Directions for this task:
Look for "Parse this screenshot: output" in the entries below. Then write out exactly the line that holds it and every line after it, to the last, and nothing else.

Source data:
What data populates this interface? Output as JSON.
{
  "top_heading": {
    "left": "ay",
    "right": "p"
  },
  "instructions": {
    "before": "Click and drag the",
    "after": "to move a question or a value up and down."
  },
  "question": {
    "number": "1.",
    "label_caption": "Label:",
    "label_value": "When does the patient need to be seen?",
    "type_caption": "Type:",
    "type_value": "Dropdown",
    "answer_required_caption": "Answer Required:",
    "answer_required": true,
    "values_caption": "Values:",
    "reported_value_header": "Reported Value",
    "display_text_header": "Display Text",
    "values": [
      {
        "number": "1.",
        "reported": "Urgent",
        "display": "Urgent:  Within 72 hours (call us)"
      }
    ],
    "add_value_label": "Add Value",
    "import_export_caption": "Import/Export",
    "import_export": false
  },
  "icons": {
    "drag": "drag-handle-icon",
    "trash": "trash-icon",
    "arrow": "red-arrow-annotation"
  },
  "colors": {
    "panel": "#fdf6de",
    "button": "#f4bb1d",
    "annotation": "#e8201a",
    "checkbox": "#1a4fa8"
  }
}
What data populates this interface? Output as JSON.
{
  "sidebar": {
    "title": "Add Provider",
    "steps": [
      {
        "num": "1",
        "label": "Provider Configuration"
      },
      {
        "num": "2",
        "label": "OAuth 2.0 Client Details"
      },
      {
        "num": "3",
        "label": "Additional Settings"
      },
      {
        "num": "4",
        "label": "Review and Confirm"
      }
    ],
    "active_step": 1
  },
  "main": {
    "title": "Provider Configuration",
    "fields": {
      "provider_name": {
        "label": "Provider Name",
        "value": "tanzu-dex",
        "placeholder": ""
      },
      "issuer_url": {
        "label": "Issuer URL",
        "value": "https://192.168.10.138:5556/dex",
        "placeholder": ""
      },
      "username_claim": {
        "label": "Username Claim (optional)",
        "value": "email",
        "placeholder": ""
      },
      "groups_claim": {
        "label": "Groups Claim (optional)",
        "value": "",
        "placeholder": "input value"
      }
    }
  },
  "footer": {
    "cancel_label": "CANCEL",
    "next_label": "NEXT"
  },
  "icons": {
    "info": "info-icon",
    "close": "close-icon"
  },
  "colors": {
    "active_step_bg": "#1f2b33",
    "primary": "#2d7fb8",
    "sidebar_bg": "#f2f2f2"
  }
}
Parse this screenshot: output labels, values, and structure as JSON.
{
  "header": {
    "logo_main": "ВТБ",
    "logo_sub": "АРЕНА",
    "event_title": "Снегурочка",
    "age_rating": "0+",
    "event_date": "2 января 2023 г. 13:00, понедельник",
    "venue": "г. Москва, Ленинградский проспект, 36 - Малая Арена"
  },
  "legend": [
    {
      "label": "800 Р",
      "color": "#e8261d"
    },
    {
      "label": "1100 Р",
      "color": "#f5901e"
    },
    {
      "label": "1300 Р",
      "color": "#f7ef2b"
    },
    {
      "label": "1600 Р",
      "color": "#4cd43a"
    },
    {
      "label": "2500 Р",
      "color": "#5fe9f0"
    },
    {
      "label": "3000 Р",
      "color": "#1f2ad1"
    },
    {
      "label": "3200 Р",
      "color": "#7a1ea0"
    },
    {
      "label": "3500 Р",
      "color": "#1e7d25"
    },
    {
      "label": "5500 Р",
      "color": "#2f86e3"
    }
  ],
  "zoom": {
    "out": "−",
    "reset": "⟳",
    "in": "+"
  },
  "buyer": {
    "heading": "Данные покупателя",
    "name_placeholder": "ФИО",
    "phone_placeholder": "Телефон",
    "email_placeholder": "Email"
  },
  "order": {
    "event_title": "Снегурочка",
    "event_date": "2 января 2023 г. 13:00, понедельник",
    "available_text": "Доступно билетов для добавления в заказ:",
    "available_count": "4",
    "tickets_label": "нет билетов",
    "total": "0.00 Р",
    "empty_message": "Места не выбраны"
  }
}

Reply to the exercise:
Parse this screenshot: output labels, values, and structure as JSON.
{
  "header": {
    "logo_main": "ВТБ",
    "logo_sub": "АРЕНА",
    "event_title": "Снегурочка",
    "age_rating": "0+",
    "event_date": "2 января 2023 г. 13:00, понедельник",
    "venue": "г. Москва, Ленинградский проспект, 36 - Малая Арена"
  },
  "legend": [
    {
      "label": "800 Р",
      "color": "#e8261d"
    },
    {
      "label": "1100 Р",
      "color": "#f5901e"
    },
    {
      "label": "1300 Р",
      "color": "#f7ef2b"
    },
    {
      "label": "1600 Р",
      "color": "#4cd43a"
    },
    {
      "label": "2500 Р",
      "color": "#5fe9f0"
    },
    {
      "label": "3000 Р",
      "color": "#1f2ad1"
    },
    {
      "label": "3200 Р",
      "color": "#7a1ea0"
    },
    {
      "label": "3500 Р",
      "color": "#1e7d25"
    },
    {
      "label": "5500 Р",
      "color": "#2f86e3"
    }
  ],
  "zoom": {
    "out": "−",
    "reset": "⟳",
    "in": "+"
  },
  "buyer": {
    "heading": "Данные покупателя",
    "name_placeholder": "ФИО",
    "phone_placeholder": "Телефон",
    "email_placeholder": "Email"
  },
  "order": {
    "event_title": "Снегурочка",
    "event_date": "2 января 2023 г. 13:00, понедельник",
    "available_text": "Доступно билетов для добавления в заказ:",
    "available_count": "4",
    "tickets_label": "нет билетов",
    "total": "0.00 Р",
    "empty_message": "Места не выбраны"
  }
}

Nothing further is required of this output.